MAPUTO, The Belgian company Semlex Europe says it has closed down all its operations in Mozambique, and will no longer be responsible for producing Mozambican identification documents (IDs).

Although the Semlex media statement announcing the closure is dated Oct 23, it states that it ended its activities in the country on Sept 30.

This follows a lengthy dispute between the government and Semlex arising from the inability of Semlex to produce documents in good time and with the quality demanded by the government.

The Semlex statement says that it has handed over its offices, and all its equipment, documents and raw materials to the relevant Mozambican authorities.

Semlex signed with a 10-year BOT (Build, Operate and Transfer) contract with the government in 2009 for the supply of secure solutions for the production of identity cards, travel documents, identification and residence documents for foreigners (DIRE) and frontier visas.

Semlex claims that the government’s decision, announced in May, to cancel the contract was unjustified and illegal and that Semlex has been obliged to continue producing documents to a high standard without any remuneration from the Mozambican authorities, in addition to the existing debt of around 53 million US dollars.

The government terminated the contract after an audit found Semlex in violation of the contract. In August, Semlex said it demanded another audit which should be carried out by an independent entity, a recognized company, with proven technical and professional experience in the area. It says the government turned down this proposal.

What Semlex did not mention was that its contract has always been mired in controversy. The deal was struck by the previous government, under President Armando Guebuza, and the contract was given to Semlex in 2009 without any public tender, in violation of Mozambique’s procurement rules.

Immediately there were claims that the contract was illegal, and protests at the high prices charged for the Semlex identity documents. Thus the price for a Mozambican passport jumped from the equivalent of five or ten US dollars (depending on type) to 100 USD. the cost of an identity card more than tripled in price (from the equivalent of less than two USD to six USD).

According to press reports of the time, the greater part of the revenue from the issuing of identity documents went to Semlex and the original calculation was that, of the predicted annual revenue from the project, about 63 per cent would go to Semlex and only 37 per cent to the Mozambican state.

According to a 2015 investigation by the anti-corruption NGO, the Centre for Public Integrity (CIP), Semlex promised to invest 100 million dollars in the ten years of the contract. But by the time of the CIP report only 25 per cent of this amount had been invested.

A new tender was launched to select another company to supply biometric document production systems but Semlex did not submit a bid in its own name, but as the Lithuanian company, UAB Carsu Pasaulis. Since the Semlex Group purchased this company in 2014, the Lithuanian bid can be regarded as coming from Semlex under another name.
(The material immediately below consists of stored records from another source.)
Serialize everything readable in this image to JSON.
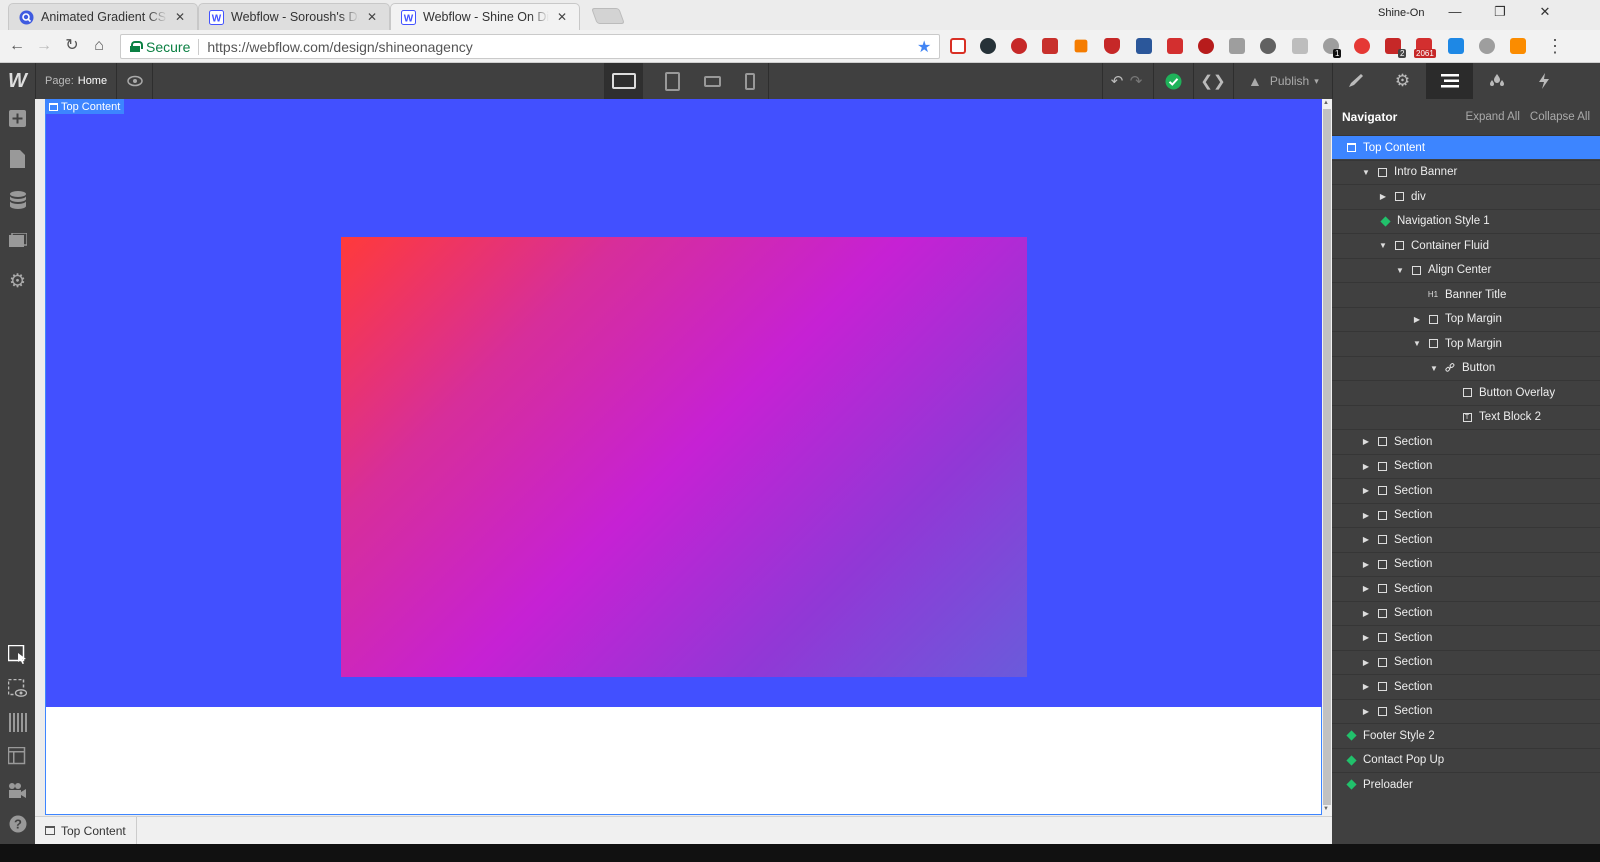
{
  "browser": {
    "tabs": [
      {
        "title": "Animated Gradient CSS -",
        "icon": "search-favicon-icon",
        "active": false
      },
      {
        "title": "Webflow - Soroush's Dap",
        "icon": "webflow-favicon-icon",
        "active": false
      },
      {
        "title": "Webflow - Shine On Digit",
        "icon": "webflow-favicon-icon",
        "active": true
      }
    ],
    "profile": "Shine-On",
    "secure_label": "Secure",
    "url": "https://webflow.com/design/shineonagency",
    "extension_badges": [
      "1",
      "2",
      "2061"
    ]
  },
  "designer": {
    "page_label": "Page:",
    "page_name": "Home",
    "publish_label": "Publish"
  },
  "canvas": {
    "selected_label": "Top Content",
    "colors": {
      "section_bg": "#4250ff",
      "accent": "#3d85ff"
    }
  },
  "breadcrumb": {
    "item": "Top Content"
  },
  "navigator": {
    "title": "Navigator",
    "expand_all": "Expand All",
    "collapse_all": "Collapse All",
    "nodes": [
      {
        "label": "Top Content",
        "type": "section"
      },
      {
        "label": "Intro Banner",
        "type": "div"
      },
      {
        "label": "div",
        "type": "div"
      },
      {
        "label": "Navigation Style 1",
        "type": "symbol"
      },
      {
        "label": "Container Fluid",
        "type": "div"
      },
      {
        "label": "Align Center",
        "type": "div"
      },
      {
        "label": "Banner Title",
        "type": "heading",
        "icon_text": "H1"
      },
      {
        "label": "Top Margin",
        "type": "div"
      },
      {
        "label": "Top Margin",
        "type": "div"
      },
      {
        "label": "Button",
        "type": "link"
      },
      {
        "label": "Button Overlay",
        "type": "div"
      },
      {
        "label": "Text Block 2",
        "type": "text"
      },
      {
        "label": "Section",
        "type": "div"
      },
      {
        "label": "Section",
        "type": "div"
      },
      {
        "label": "Section",
        "type": "div"
      },
      {
        "label": "Section",
        "type": "div"
      },
      {
        "label": "Section",
        "type": "div"
      },
      {
        "label": "Section",
        "type": "div"
      },
      {
        "label": "Section",
        "type": "div"
      },
      {
        "label": "Section",
        "type": "div"
      },
      {
        "label": "Section",
        "type": "div"
      },
      {
        "label": "Section",
        "type": "div"
      },
      {
        "label": "Section",
        "type": "div"
      },
      {
        "label": "Section",
        "type": "div"
      },
      {
        "label": "Footer Style 2",
        "type": "symbol"
      },
      {
        "label": "Contact Pop Up",
        "type": "symbol"
      },
      {
        "label": "Preloader",
        "type": "symbol"
      }
    ]
  }
}
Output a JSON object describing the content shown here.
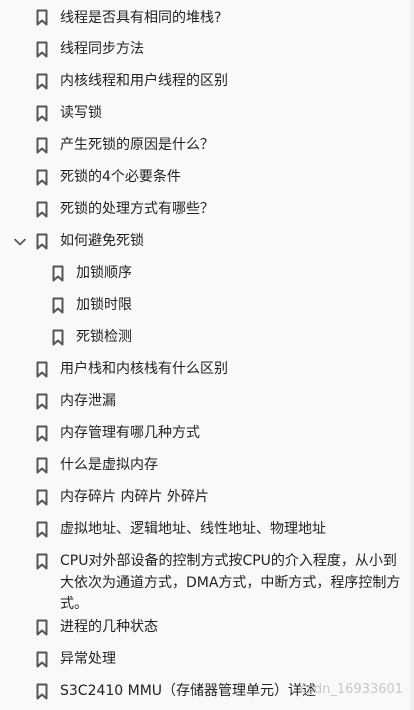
{
  "outline": {
    "items": [
      {
        "label": "线程是否具有相同的堆栈?"
      },
      {
        "label": "线程同步方法"
      },
      {
        "label": "内核线程和用户线程的区别"
      },
      {
        "label": "读写锁"
      },
      {
        "label": "产生死锁的原因是什么？"
      },
      {
        "label": "死锁的4个必要条件"
      },
      {
        "label": "死锁的处理方式有哪些？"
      },
      {
        "label": "如何避免死锁",
        "expanded": true
      },
      {
        "label": "加锁顺序"
      },
      {
        "label": "加锁时限"
      },
      {
        "label": "死锁检测"
      },
      {
        "label": "用户栈和内核栈有什么区别"
      },
      {
        "label": "内存泄漏"
      },
      {
        "label": "内存管理有哪几种方式"
      },
      {
        "label": "什么是虚拟内存"
      },
      {
        "label": "内存碎片 内碎片 外碎片"
      },
      {
        "label": "虚拟地址、逻辑地址、线性地址、物理地址"
      },
      {
        "label": "CPU对外部设备的控制方式按CPU的介入程度，从小到大依次为通道方式，DMA方式，中断方式，程序控制方式。"
      },
      {
        "label": "进程的几种状态"
      },
      {
        "label": "异常处理"
      },
      {
        "label": "S3C2410 MMU（存储器管理单元）详述"
      }
    ]
  },
  "watermark": "csdn_16933601",
  "colors": {
    "background": "#f9f9f9",
    "icon": "#555555",
    "text": "#222222"
  }
}
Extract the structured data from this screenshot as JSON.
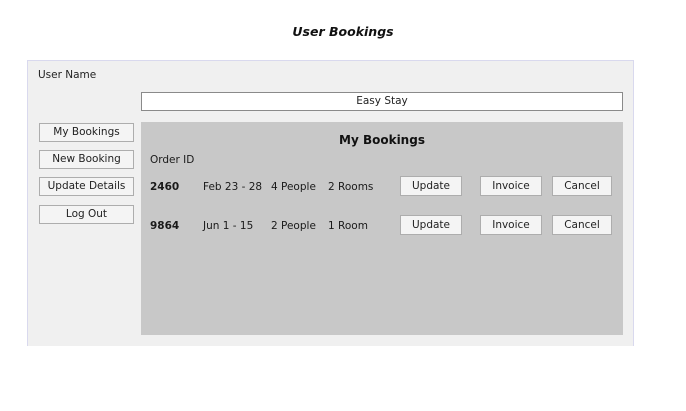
{
  "page": {
    "title": "User Bookings"
  },
  "user": {
    "label": "User Name"
  },
  "hotel": {
    "value": "Easy Stay"
  },
  "nav": {
    "my_bookings": "My Bookings",
    "new_booking": "New Booking",
    "update_details": "Update Details",
    "log_out": "Log Out"
  },
  "panel": {
    "title": "My Bookings",
    "column_header": "Order ID"
  },
  "bookings": [
    {
      "order_id": "2460",
      "dates": "Feb 23 - 28",
      "people": "4 People",
      "rooms": "2 Rooms",
      "update_label": "Update",
      "invoice_label": "Invoice",
      "cancel_label": "Cancel"
    },
    {
      "order_id": "9864",
      "dates": "Jun 1 - 15",
      "people": "2 People",
      "rooms": "1 Room",
      "update_label": "Update",
      "invoice_label": "Invoice",
      "cancel_label": "Cancel"
    }
  ]
}
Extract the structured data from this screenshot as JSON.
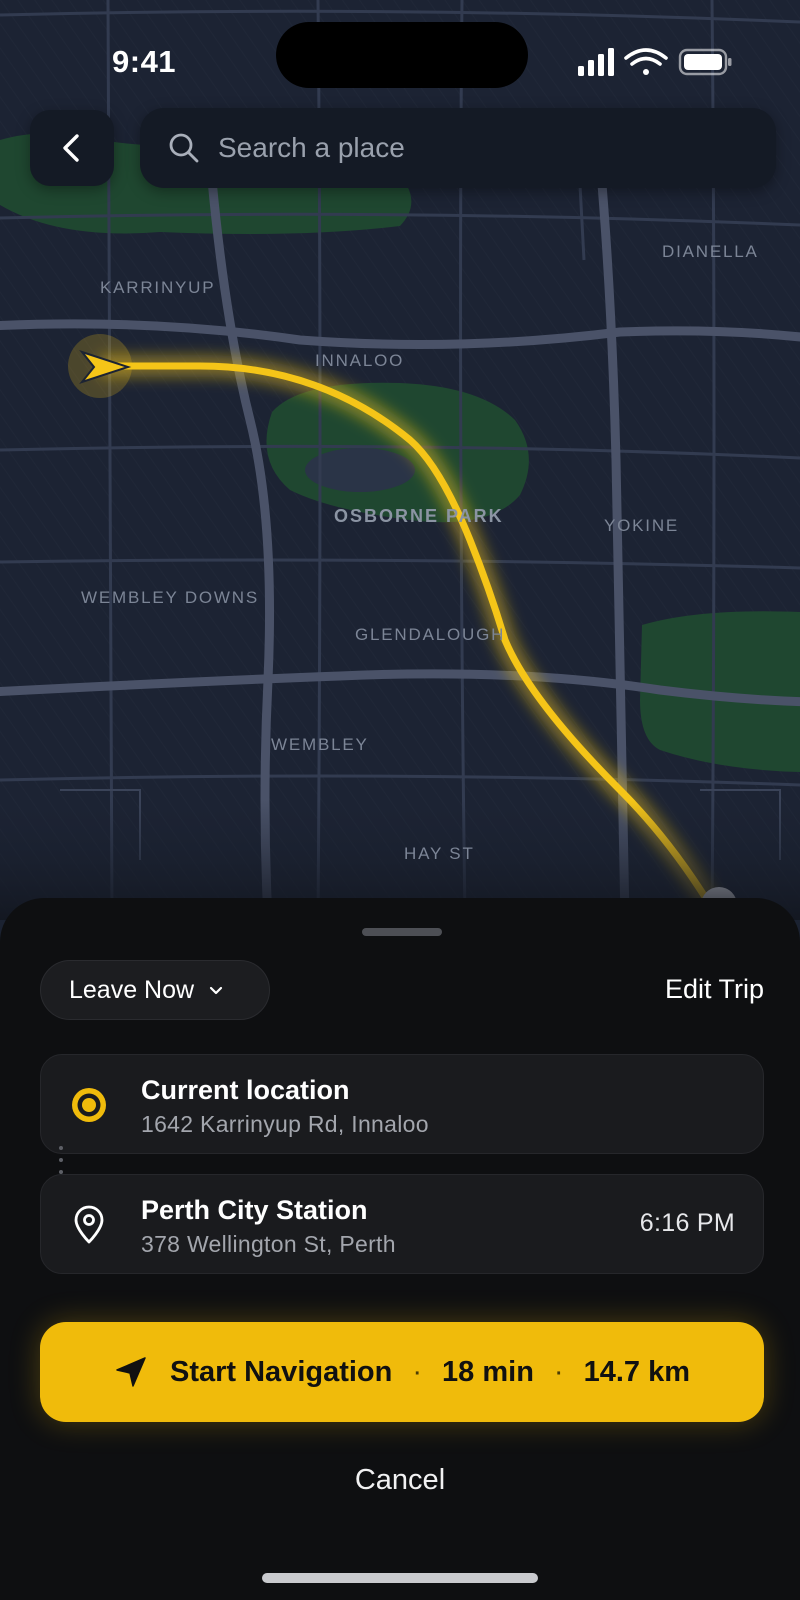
{
  "status_bar": {
    "time": "9:41",
    "icons": [
      "cellular-signal-icon",
      "wifi-icon",
      "battery-icon"
    ]
  },
  "search": {
    "placeholder": "Search a place",
    "value": ""
  },
  "map": {
    "labels": {
      "dianella": "DIANELLA",
      "karrinyup": "KARRINYUP",
      "innaloo": "INNALOO",
      "osborne_park": "OSBORNE PARK",
      "yokine": "YOKINE",
      "wembley_downs": "WEMBLEY DOWNS",
      "glendalough": "GLENDALOUGH",
      "wembley": "WEMBLEY",
      "hay_st": "HAY ST"
    },
    "route_color": "#f5c518",
    "park_color": "#1f4730",
    "road_color": "#4a5268"
  },
  "trip": {
    "departure_label": "Leave Now",
    "edit_label": "Edit Trip",
    "origin": {
      "title": "Current location",
      "address": "1642 Karrinyup Rd, Innaloo"
    },
    "destination": {
      "title": "Perth City Station",
      "address": "378 Wellington St, Perth",
      "eta": "6:16 PM"
    }
  },
  "actions": {
    "start_label": "Start Navigation",
    "duration": "18 min",
    "distance": "14.7 km",
    "separator": "·",
    "cancel_label": "Cancel"
  },
  "colors": {
    "accent": "#f0bb0b",
    "sheet_bg": "#0e0f11",
    "card_bg": "#1a1b1e"
  }
}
A jury from the Ministry of the Interior assessed the technical bids from five companies and announced its classification on Aug 9. Two of the bids were disqualified — one was submitted beyond the deadline, and the other did not meet all the requirements for a preliminary assessment.

Of the remaining three bidders, only two are now in contention. The Mozambican subsidiary of the German company Muhlbauer ID Services, received a score from the jury of 87.67. UAB Garsu Pasaulis trailed with a score of 70.05.

Only when it became clear that the Lithuanian bid was most unlikely to win did Semlex protest and claim the government was behaving illegally. The government reacted to the Semlex August protest by stating that the decision to rescind the contract was irreversible.